Monday, December 21, 2009

Oh Silent Night: An Agnostic Carroll. Part 1.

While driving home from finishing up my holiday shopping this evening, I reluctantly allowed myself to leave the radio on “the folk show” on NHPR. Not that this would usually be reluctant... but they were playing Christmas music.

Now, I don’t think I’m exactly your run-of-the-mill anti-social bah-humbug type. I tend to think that my usual objection to consciously subjecting myself to holiday tunes is a bit more nuanced and complicated than that, for a few reasons. First, (and probably most pressingly), until my “real” career starts actually paying me, I wait tables. Which means that I’m subjected to the most banal and commercialized version of consumer Christmas music on a daily basis, starting the moment the restaurant opens on Black Friday, straight up until new years. Second, I’m an agnostic, and I don’t exactly believe in the traditionally-assumed benefits of the American style of capitalist consumerism... which puts me in a bit of a dicey situation when it comes to holidays that are based on nothing but a combination of religion and material-consumption. Third, I don’t have, like, want, or understand children. Not to mention, I’m a “recovered Catholic” (about 11 years of parochial education under my belt), raised in a house where, after Thanksgiving, all music HAD to be season-specific. Call it jingle-bell-burn-out. Call it jaded cultural nihilism. Call it whatever you want.

But, now... Christmas is less than a week a way, I have just finished my shopping, in one form or another I still “celebrate” the holiday (for one reason or another that I’d have a pretty hard time trying to rationalize), snow is on the ground... yet I don’t feel terribly “festive,” though for some reason I feel like I should. God knows, I’ve spent enough money that it seems like I SHOULD find a reason to feel “in the spirit” to make it all worth while, right?
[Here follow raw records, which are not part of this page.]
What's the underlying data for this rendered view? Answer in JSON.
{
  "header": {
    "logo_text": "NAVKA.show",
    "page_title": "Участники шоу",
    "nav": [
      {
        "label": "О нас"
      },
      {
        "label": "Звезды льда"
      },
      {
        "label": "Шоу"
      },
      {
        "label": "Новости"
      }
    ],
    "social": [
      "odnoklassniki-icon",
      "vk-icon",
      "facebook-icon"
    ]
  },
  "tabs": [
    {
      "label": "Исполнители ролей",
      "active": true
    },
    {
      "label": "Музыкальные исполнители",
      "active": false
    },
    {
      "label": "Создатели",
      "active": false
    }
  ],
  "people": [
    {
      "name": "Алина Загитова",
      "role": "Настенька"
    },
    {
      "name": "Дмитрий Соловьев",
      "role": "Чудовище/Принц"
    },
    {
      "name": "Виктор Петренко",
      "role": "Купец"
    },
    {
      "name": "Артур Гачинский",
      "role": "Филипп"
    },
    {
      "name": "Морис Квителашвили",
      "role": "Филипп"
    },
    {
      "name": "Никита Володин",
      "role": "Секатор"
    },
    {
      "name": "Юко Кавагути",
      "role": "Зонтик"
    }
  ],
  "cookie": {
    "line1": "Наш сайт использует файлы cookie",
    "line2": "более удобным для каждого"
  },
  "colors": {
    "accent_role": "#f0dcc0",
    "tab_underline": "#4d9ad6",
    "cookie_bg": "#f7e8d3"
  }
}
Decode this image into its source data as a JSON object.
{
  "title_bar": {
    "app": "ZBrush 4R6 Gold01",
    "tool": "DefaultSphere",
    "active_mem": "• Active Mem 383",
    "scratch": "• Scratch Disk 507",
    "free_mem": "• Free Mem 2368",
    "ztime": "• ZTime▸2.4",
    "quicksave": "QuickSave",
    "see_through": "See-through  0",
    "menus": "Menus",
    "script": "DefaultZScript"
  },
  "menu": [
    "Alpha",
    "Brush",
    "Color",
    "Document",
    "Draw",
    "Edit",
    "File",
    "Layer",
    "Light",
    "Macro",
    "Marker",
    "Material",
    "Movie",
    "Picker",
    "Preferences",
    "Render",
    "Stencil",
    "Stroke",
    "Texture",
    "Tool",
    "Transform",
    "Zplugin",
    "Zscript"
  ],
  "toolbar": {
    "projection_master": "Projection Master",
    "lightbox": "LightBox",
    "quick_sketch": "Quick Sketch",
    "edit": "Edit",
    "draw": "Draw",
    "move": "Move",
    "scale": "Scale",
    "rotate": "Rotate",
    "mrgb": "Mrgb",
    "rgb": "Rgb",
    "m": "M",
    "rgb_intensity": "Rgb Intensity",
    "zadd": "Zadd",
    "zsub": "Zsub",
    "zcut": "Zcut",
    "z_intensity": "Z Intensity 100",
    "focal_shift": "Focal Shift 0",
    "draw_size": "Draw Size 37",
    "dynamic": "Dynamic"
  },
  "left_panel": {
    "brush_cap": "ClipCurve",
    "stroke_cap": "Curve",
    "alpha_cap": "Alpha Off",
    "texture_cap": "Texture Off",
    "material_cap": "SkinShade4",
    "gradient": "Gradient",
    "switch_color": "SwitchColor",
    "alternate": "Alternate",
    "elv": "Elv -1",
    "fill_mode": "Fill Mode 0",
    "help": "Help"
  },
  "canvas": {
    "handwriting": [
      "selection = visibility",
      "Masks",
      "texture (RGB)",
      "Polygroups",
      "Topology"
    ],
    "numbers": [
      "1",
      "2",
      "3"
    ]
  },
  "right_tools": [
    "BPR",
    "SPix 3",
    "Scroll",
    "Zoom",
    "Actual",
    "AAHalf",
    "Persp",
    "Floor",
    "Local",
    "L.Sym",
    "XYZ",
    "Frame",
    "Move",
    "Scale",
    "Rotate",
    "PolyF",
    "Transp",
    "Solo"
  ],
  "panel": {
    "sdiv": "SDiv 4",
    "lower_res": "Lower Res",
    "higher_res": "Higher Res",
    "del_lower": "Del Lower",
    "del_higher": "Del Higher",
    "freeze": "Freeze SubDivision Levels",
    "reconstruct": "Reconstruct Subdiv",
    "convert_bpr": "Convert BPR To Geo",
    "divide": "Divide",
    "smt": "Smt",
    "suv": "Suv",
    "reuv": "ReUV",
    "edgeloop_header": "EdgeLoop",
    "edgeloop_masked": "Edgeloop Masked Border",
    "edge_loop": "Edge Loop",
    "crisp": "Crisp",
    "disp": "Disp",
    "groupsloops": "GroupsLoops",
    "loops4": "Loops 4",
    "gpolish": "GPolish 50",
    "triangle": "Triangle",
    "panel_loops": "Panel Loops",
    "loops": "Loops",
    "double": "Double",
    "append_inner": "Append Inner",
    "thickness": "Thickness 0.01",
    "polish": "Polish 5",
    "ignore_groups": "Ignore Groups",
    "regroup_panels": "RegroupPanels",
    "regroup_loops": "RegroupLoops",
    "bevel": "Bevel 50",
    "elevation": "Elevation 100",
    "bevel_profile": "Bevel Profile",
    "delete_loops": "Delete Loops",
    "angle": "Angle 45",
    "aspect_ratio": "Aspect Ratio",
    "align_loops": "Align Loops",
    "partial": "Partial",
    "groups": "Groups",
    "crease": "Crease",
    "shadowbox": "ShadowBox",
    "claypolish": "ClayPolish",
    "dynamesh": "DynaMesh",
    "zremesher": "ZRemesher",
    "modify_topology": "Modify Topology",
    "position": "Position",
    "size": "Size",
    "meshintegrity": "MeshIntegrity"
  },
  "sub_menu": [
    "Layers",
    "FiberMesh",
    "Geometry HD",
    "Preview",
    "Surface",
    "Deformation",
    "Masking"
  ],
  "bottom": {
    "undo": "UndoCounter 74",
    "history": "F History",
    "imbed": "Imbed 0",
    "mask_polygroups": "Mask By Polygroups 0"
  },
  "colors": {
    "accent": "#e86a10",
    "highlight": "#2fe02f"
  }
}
So... when I get back in my car and, over the course of time I was in the store, public-radio has transitioned from news to Christmas music that falls on the “classier” (or “less-tacky”?) end of the spectrum, this seems to be an adequate compromise between my internal opposites that are annually active during this season.

Problem is... it’s been a long time since I’ve actually LISTENED to Christmas music. I mean, actually paid attention to it.

The last few years, when I was wrapping gifts, or doing something else that required at least the facsimile of festivity, I had a few standby albums that FELT warm and festive, but had enough complications to make their holiday sentiments less-than-deadpan, and thus more comfortable for me. Miles Davis- Kind of Blue. This one’s easy. It’s not even a Christmas record. But it just FEELS like the perfect record for a cold, comfortable night by the fire. No internal compromise required. Jethro Tull- A Christmas Album. I think most of this band is pagan, and nearly all of these tunes have the smirk of such an irony shining through them. Yet there’s a Celtic warmth to the record that makes it somehow appropriately “Christmasy.” Other than that... The Squirrel Nut Zippers, Frank Sinatra, Dean Martin, Nat King Cole... just because I truly enjoy torch-jazz, no matter what season it happens to be.

None of these, however, allows me the opportunity of regularly observing what Christmas music is traditionally “supposed” to be.

And the Frosty’s and Rudolph’s in the restaurants only expressed the consumer end of the equation.

(...to be continued...)

2 comments:

Brady @ NHPR said...

Neat post Bernard! It'd be interesting to put together a playlist of music that's, like you described, "seasonal" without really being "Christmas" or "holiday" music.

Didn't know if you saw it already, but our show Word of Mouth did an interview with Harvard's Humanist chaplain, Greg Epstein, about some of the issues you bring up in the post. It's at http://www.nhpr.org/node/28357 if you'd like to take a look.

Cheers,
Brady at NHPR

Bernard P. Provencher LeVautour said...

Thanks Brady! A playlist like that would be EXCELLENT. I'd LOVE to see a collected list of what works for others in that regard.

And I will definitely check out the interview with Epstein. Thanks!